The combinative stability of steel and its workability to be trimmed, shaped, or welded has made it an irreplaceable material in the construction industry. However, scientists and engineers had combated steel corrosion since the Industrial Revolution, when large-scale steel production first began on a large scale.
Thankfully, steel corrosion can be mitigated by a careful selection of corrosion-resistant, protective anti-corrosive coatings. The steel specified in buildings by architects and engineers can vary considerably, usually depending on practical factors, including budgetary constraints and considerations between cost benefits versus lifespan. The steel used for factory structures such as steel beams, columns, roof sheeting, gutters, wall claddings to door frames (galvanic coated metal) or water pipes and hinges (stainless steel) differs in formulation durability, anti-corrosive properties, and naturally, their price points.
Mild Steel (MS) is widely used for factory structures but will rust quite quickly compared to stainless steel or electro-plated steel if unprotected.

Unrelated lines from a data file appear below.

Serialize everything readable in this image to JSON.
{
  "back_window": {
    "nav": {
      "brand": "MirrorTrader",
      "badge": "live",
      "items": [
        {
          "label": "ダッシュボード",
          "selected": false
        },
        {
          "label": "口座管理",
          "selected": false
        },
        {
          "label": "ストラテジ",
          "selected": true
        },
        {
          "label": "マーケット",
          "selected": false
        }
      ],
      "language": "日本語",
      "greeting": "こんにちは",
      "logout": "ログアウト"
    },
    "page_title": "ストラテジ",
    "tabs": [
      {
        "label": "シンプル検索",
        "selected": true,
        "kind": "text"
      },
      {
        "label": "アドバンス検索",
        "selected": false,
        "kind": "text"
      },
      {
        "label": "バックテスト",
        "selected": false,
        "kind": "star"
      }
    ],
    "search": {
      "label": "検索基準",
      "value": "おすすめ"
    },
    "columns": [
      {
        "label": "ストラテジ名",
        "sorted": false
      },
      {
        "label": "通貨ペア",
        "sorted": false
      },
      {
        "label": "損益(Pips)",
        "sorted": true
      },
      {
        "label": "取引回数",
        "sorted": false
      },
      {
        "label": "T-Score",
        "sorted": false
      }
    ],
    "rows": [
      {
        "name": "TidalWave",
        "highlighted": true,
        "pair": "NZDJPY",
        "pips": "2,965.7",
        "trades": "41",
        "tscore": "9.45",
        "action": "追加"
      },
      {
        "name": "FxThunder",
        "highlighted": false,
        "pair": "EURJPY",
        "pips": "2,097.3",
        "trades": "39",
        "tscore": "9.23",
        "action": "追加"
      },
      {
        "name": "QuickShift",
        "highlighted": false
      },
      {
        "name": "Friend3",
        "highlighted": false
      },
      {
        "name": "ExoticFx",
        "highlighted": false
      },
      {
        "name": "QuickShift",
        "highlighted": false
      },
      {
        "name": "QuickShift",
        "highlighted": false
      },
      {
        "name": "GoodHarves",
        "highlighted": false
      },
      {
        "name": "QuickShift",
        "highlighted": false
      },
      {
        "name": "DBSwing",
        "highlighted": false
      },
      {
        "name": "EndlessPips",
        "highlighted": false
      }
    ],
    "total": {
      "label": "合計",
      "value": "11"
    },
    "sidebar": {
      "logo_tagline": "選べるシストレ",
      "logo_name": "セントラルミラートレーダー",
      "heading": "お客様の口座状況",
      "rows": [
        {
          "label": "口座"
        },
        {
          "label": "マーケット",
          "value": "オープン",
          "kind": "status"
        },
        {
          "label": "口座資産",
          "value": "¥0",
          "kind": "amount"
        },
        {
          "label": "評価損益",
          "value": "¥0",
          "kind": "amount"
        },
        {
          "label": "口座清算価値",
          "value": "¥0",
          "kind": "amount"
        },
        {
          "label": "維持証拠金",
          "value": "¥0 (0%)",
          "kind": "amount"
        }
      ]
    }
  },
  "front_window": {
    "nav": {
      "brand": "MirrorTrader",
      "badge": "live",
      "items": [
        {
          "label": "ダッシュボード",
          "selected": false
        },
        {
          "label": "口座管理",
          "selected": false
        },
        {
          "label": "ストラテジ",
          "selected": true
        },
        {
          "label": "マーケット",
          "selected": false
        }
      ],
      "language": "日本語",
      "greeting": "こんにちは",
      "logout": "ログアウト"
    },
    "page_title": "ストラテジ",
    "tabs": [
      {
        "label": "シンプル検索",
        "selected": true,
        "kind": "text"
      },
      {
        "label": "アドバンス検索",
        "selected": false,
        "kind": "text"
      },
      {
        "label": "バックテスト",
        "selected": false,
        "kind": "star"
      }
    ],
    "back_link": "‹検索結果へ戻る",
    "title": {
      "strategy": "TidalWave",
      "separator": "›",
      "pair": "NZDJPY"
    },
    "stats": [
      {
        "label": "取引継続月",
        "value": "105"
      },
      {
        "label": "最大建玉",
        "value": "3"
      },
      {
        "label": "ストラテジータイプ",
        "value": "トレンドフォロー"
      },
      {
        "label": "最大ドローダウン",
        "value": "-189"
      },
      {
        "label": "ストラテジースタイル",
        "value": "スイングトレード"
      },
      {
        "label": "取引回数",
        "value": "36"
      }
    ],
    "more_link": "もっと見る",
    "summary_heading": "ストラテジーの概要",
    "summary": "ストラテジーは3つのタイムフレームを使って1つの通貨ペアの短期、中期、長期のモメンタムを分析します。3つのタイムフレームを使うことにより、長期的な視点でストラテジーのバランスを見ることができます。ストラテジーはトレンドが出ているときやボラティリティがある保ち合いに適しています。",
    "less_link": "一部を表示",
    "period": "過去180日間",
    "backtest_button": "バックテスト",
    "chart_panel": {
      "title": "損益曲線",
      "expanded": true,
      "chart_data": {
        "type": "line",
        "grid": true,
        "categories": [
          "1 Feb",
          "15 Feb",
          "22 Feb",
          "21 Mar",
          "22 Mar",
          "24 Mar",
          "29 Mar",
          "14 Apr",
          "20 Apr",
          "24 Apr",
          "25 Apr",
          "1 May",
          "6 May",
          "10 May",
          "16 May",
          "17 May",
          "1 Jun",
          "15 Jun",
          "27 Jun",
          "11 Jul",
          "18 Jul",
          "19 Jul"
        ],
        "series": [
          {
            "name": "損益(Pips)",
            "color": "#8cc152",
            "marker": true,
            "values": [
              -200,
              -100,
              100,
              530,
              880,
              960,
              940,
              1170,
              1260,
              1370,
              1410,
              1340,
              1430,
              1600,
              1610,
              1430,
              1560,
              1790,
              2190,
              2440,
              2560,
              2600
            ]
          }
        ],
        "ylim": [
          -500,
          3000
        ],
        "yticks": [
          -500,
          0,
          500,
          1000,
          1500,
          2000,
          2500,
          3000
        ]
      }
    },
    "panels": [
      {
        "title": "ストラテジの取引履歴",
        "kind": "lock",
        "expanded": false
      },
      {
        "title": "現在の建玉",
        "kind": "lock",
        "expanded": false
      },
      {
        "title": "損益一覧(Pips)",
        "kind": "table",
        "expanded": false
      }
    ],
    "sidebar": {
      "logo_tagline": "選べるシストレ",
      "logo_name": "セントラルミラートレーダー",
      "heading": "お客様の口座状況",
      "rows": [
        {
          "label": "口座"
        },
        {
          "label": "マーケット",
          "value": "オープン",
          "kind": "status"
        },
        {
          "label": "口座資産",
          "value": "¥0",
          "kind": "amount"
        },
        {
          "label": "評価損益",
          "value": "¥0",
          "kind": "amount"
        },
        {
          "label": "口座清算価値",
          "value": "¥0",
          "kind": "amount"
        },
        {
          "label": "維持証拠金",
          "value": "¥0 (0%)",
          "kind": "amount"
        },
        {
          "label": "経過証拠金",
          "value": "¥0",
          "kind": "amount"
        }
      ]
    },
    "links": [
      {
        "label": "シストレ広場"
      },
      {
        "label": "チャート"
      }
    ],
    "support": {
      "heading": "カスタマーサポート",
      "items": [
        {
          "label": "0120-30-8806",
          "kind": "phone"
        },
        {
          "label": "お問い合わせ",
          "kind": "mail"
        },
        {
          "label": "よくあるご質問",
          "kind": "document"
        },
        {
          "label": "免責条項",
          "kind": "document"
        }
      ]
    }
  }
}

It is prohibitively expensive to use stainless steel or galvanized steel throughout factory structures, hence the need to deliver anti-corrosion steel coatings where MS is generally used.
Choosing The Best Coating
FOR CORROSION PREVENTION
Different types of factories operate with varying processes that involve chemicals, high moisture, water immersion, abrasions, or food production. The selection of anti-corrosion steel coatings is usually determined in accordance with these processes and the substrate. Recommended anti-corrosion coatings must consider the type of steel substrate, which can vary between existing and new structures and proximity or exposure.
As with all coatings, the durability hinges on the condition of surface preparations, substrate, and primers.
It is pointless to apply a coating over badly rusted steel. In some cases, replacement is advised where substrate steel has already reached the end of its lifespan. There are four categories of anti-corrosion coatings, and they come mostly in liquid forms derived from the following base materials with proprietary additives and solvents added:
– Polyurea & Polyurethane
Considerations To Make Before Applying
CORROSION PREVENTION COATINGS
The choice between “conventional” and “heavy-duty” systems will depend on:
– environmental working conditions
– the state of the substrate
– the expected lifespan of the coating
– factory production processes
– timing and allocation
New Production Factory
Steel Corrosion Prevention
The meticulous selection of stainless steel or galvanic plated steel, or other non-ferrous materials in some parts of the facility may reduce the need for protective coatings. However, as these materials may be cost-prohibitive or impractical, welded MS is frequently used for factories. MS structure will rust when exposed to water and air. As a result, some parts of the steel structures are more susceptible to corrosion. Heavy-Duty Coating 3-layer Systems comprise zinc phosphate primers and Polyurea Recoatable finish coat. Conventional Coating 3-layer Systems comprise zinc phosphate primers and micaceous iron oxide finishing topcoats. Some coatings can be applied under ideal controlled conditions (off-site). However, for situational coatings, the procedures for applications must strictly adhere to the manufacturer’s specifications. As steel columns are installed on concrete floor slabs, it is important to closely coordinate seamless protective coatings between the floor and steel structures as these are usual locations with high corrosion tendencies. Implement a maintenance program for high-touch and abrasive points to extend the lifespan of steel substrate and coatings.